Father-son volunteer duo build more than 600 nest box kits for DUC this year alone
Michael and Hunter Gullison have been making nest boxes out of scraps of lumber for years, but it wasn’t until May this year that they started volunteering to build DUC’s nest-box kits. Since then the father-son carpentry duo have built more than 300 song-bird nest-box kits and 300 duck nest-box kits. They’ve also put up dozens of nest boxes themselves along the St. John River.
“If you take a little, you should give a little back,” says Michael. “Hunter and I enjoy being in the wetlands any time of the year. There’s no better place to be.”
The Gullison’s hand-made nest boxes are distributed through DUC in Atlantic Canada. Before taking their nest boxes home, recipients sign stewardship agreements stating that they are volunteering to place their boxes in local wetlands and that they will inspect them for nesting activity each year. The information gathered helps determine annual waterfowl success and informs future conservation efforts.

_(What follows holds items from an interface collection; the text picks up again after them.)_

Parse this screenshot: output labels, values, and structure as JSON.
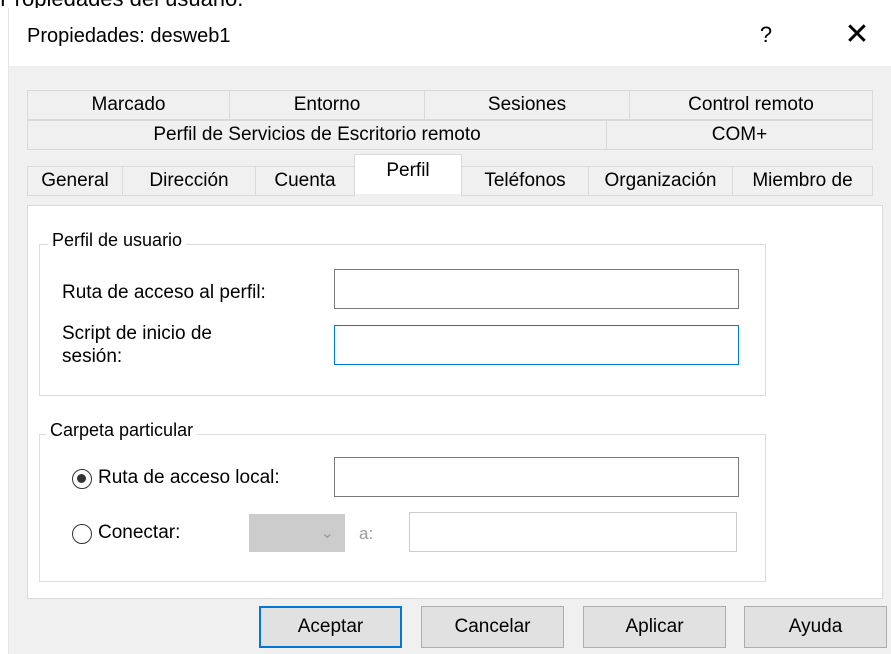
{
  "background_caption": "Propiedades del usuario.",
  "window": {
    "title": "Propiedades: desweb1",
    "help_glyph": "?",
    "close_glyph": "✕"
  },
  "tabs": {
    "row1": [
      "Marcado",
      "Entorno",
      "Sesiones",
      "Control remoto"
    ],
    "row2": [
      "Perfil de Servicios de Escritorio remoto",
      "COM+"
    ],
    "row3": [
      "General",
      "Dirección",
      "Cuenta",
      "Perfil",
      "Teléfonos",
      "Organización",
      "Miembro de"
    ],
    "selected": "Perfil"
  },
  "perfil_usuario": {
    "legend": "Perfil de usuario",
    "ruta_label": "Ruta de acceso al perfil:",
    "ruta_value": "",
    "script_label_line1": "Script de inicio de",
    "script_label_line2": "sesión:",
    "script_value": ""
  },
  "carpeta": {
    "legend": "Carpeta particular",
    "local_label": "Ruta de acceso local:",
    "local_checked": true,
    "local_value": "",
    "conectar_label": "Conectar:",
    "conectar_checked": false,
    "drive_value": "",
    "a_label": "a:",
    "conectar_value": ""
  },
  "buttons": {
    "ok": "Aceptar",
    "cancel": "Cancelar",
    "apply": "Aplicar",
    "help": "Ayuda"
  },
  "colors": {
    "focus_accent": "#0078d7",
    "dialog_bg": "#f0f0f0"
  }
}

DUC’s Atlantic Canada team emphasizes the need for nest boxes on the St. John River floodplain area, but people who attend the next box workshops are welcome to put them anywhere they can benefit birds.
This year, at the annual Duck Day event at the Shubenacadie Provincial Wildlife Park, attendees who were building nest boxes signed a thank you card, made by one of the park nature interpreters, for Michael and Hunter.
Read These Stories NextFind more stories
Tom and Valerie Northam accessed DUC's landowner programs to restore and protect 29 wetlands on their Rapid City area property.
DUC Engineer Dave Dobson was part of the original Lenore wetland project 30 years ago. Now he’s helping to improve it for the future.
Rob Lamont and Pat Lamont, from Brandon, Man., are the kind of dedicated volunteer that DUC is celebrating this year as part of its 80th anniversary.